Example

import * as React from 'react';
import * as ReactDOM from 'react-dom';
import { Route, BrowserRouter as Router, Link, match } from 'react-router-dom';

// define React components for multiple pages
class Home extends React.Component<any, any> {
  render() {
    return (
      <div>
        <div>HOME</div>
        <div><Link to='/details/id123'>Goto Details</Link></div>
      </div>);
  }
}

interface DetailParams {
  id: string;
}

interface DetailsProps {
  required: string;
  match?: match<DetailParams>;
}

class Details extends React.Component<DetailsProps, any> {
  render() {
    const match = this.props.match;
    if (match) {
      return (
        <div>
          <div>Details for {match.params.id}</div>
          <Link to='/'>Goto Home</Link>
        </div>
      );
    } else {
      return (
        <div>
          <div>Error Will Robinson</div>
          <Link to='/'>Goto Home</Link>
        </div>
      )
    }
  }
}

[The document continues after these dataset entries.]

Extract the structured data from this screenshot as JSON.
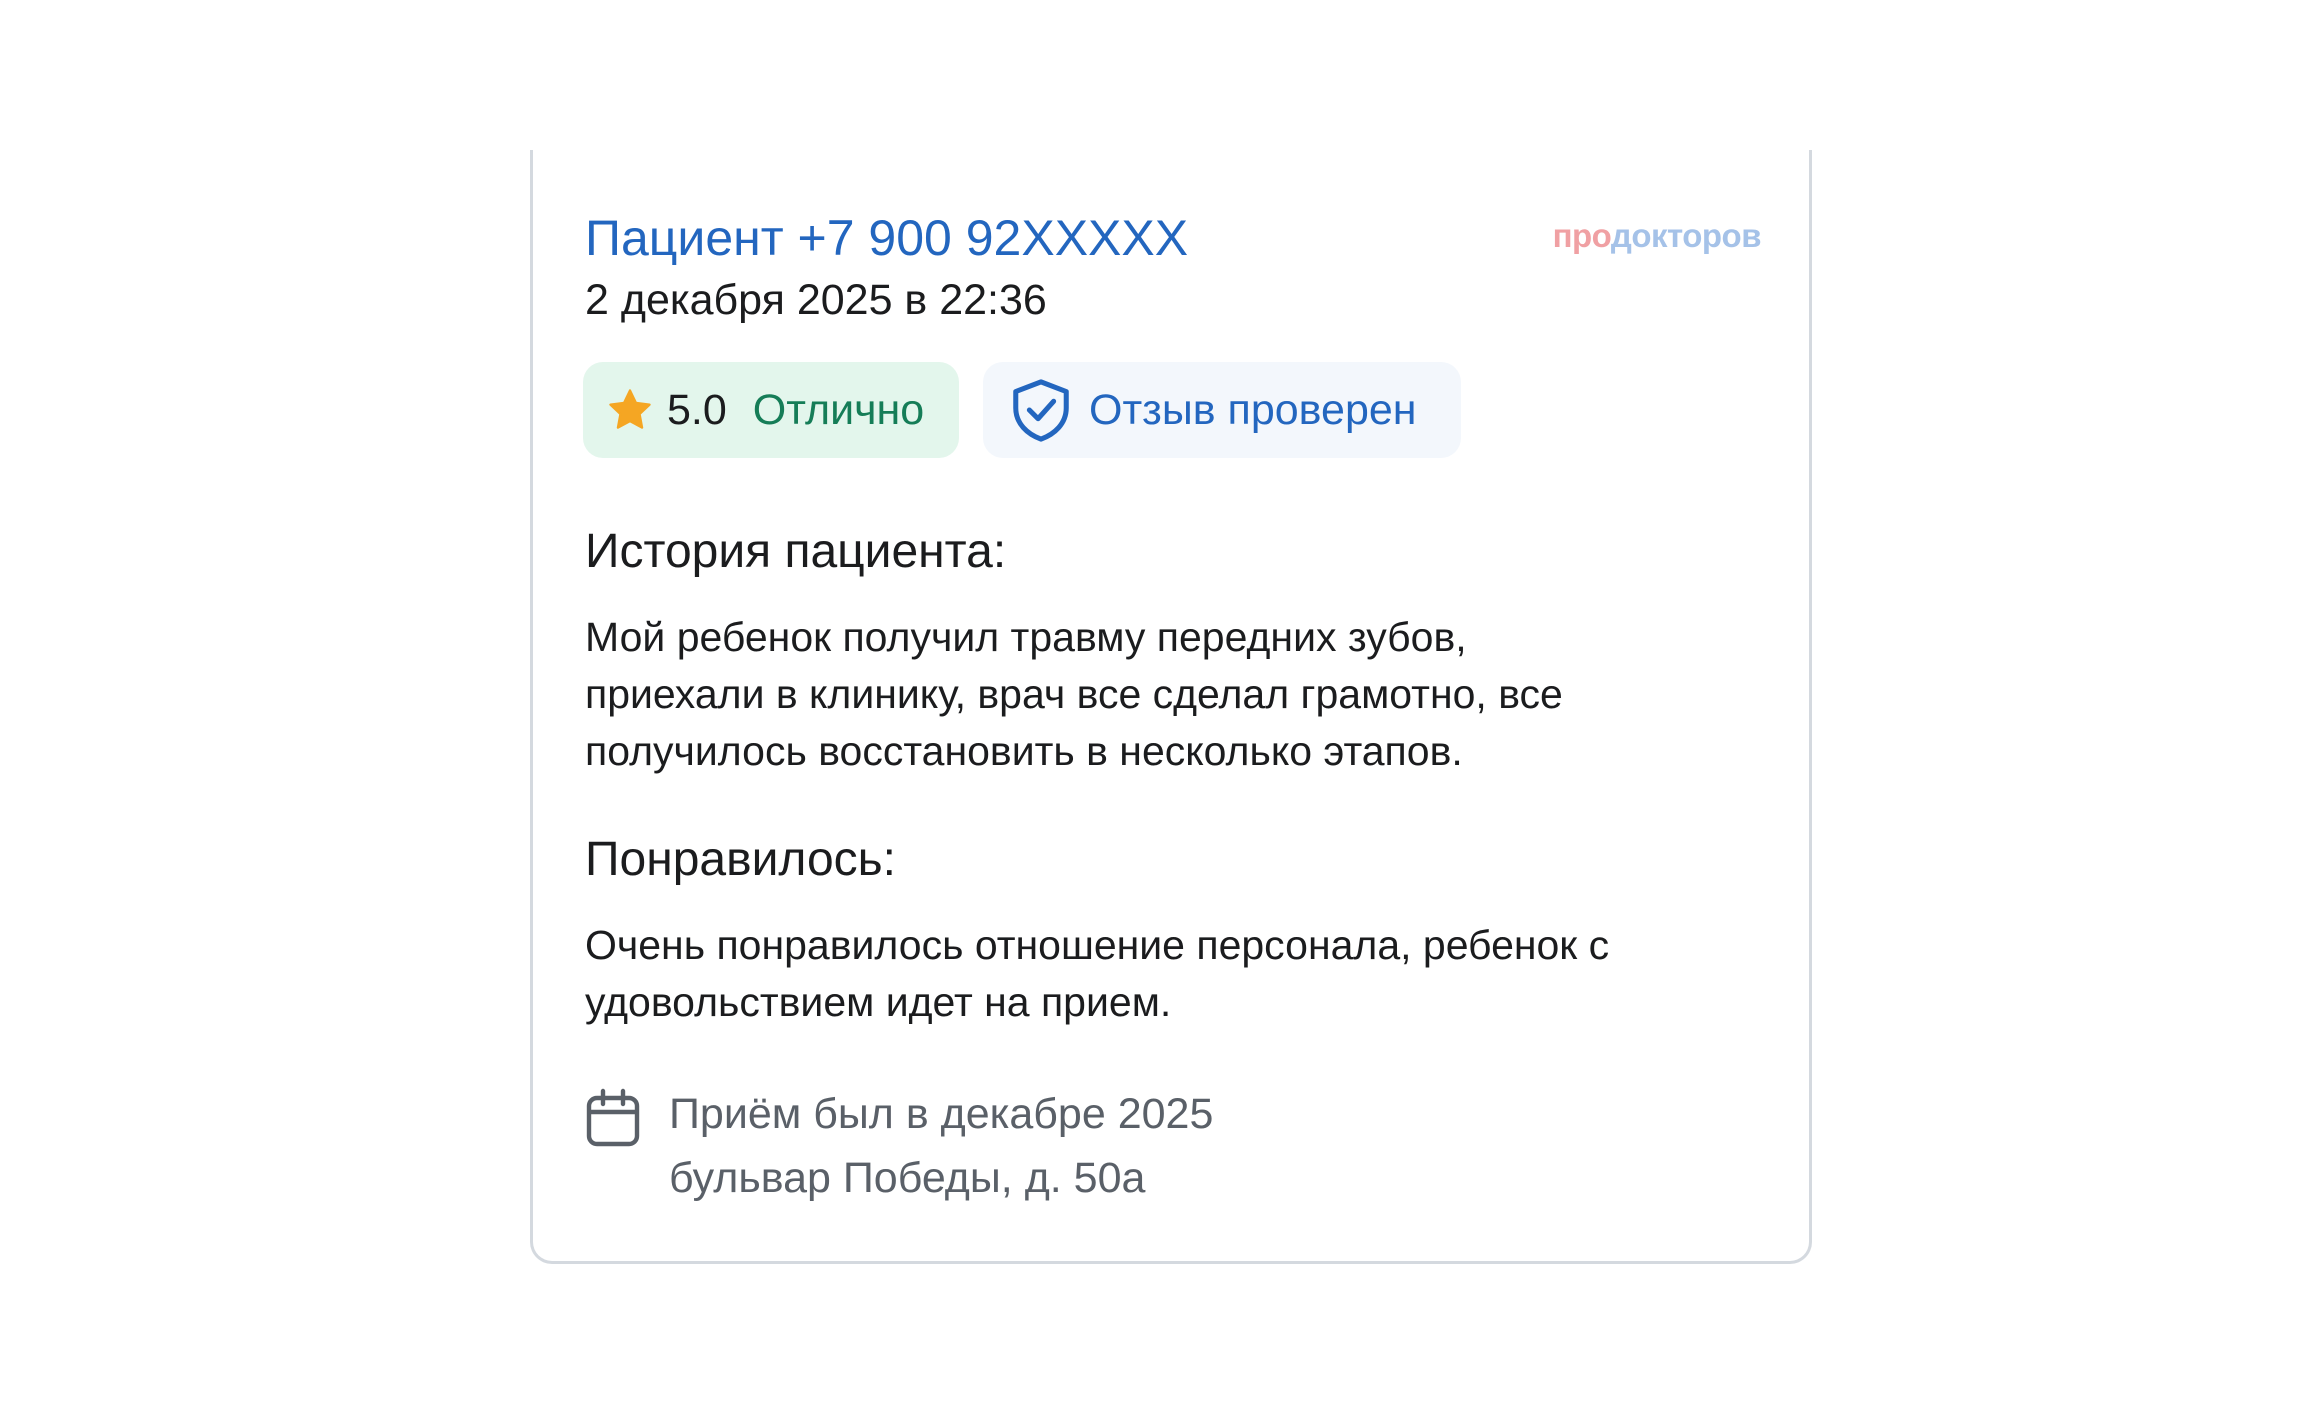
{
  "review": {
    "author": "Пациент +7 900 92XXXXX",
    "date": "2 декабря 2025 в 22:36",
    "logo": {
      "part1": "про",
      "part2": "докторов"
    },
    "rating": {
      "value": "5.0",
      "label": "Отлично",
      "icon": "star-icon"
    },
    "verified": {
      "label": "Отзыв проверен",
      "icon": "shield-check-icon"
    },
    "history": {
      "title": "История пациента:",
      "lines": [
        "Мой ребенок получил травму передних зубов,",
        "приехали в клинику, врач все сделал грамотно, все",
        "получилось восстановить в несколько этапов."
      ]
    },
    "liked": {
      "title": "Понравилось:",
      "lines": [
        "Очень понравилось отношение персонала, ребенок с",
        "удовольствием идет на прием."
      ]
    },
    "visit": {
      "icon": "calendar-icon",
      "when": "Приём был в декабре 2025",
      "address": "бульвар Победы, д. 50а"
    }
  },
  "colors": {
    "link": "#2366bf",
    "rating_bg": "#e3f6ec",
    "rating_text": "#157d57",
    "star": "#f5a623",
    "verified_bg": "#f3f7fc",
    "muted": "#5a6068",
    "logo_pro": "#f0a0a3",
    "logo_dok": "#a5c2e8"
  }
}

ReactDOM.render(
  <Router>
    <div>
      <Route exact path="/" component={Home} />
      <Route exact path="/details/:id" component={(props) => <Details required="some string" {...props} />} />
    </div>
  </Router>

  , document.getElementById('root')
);

In order to preserve type safety for the Details component which has a required property named required, the <Route> definition defines an anonymous function-based component which composes a new component of type <Details> and specifying the required property.

The spread operator is utilized to re-apply the props passed to the anonymous function-based component onto the composed <Details> component.

The match property is defined as optional, since it's filled in dynamically by react-router, we, unfortunately, cannot define it as required property. This means a type guard is required when accessing the values later.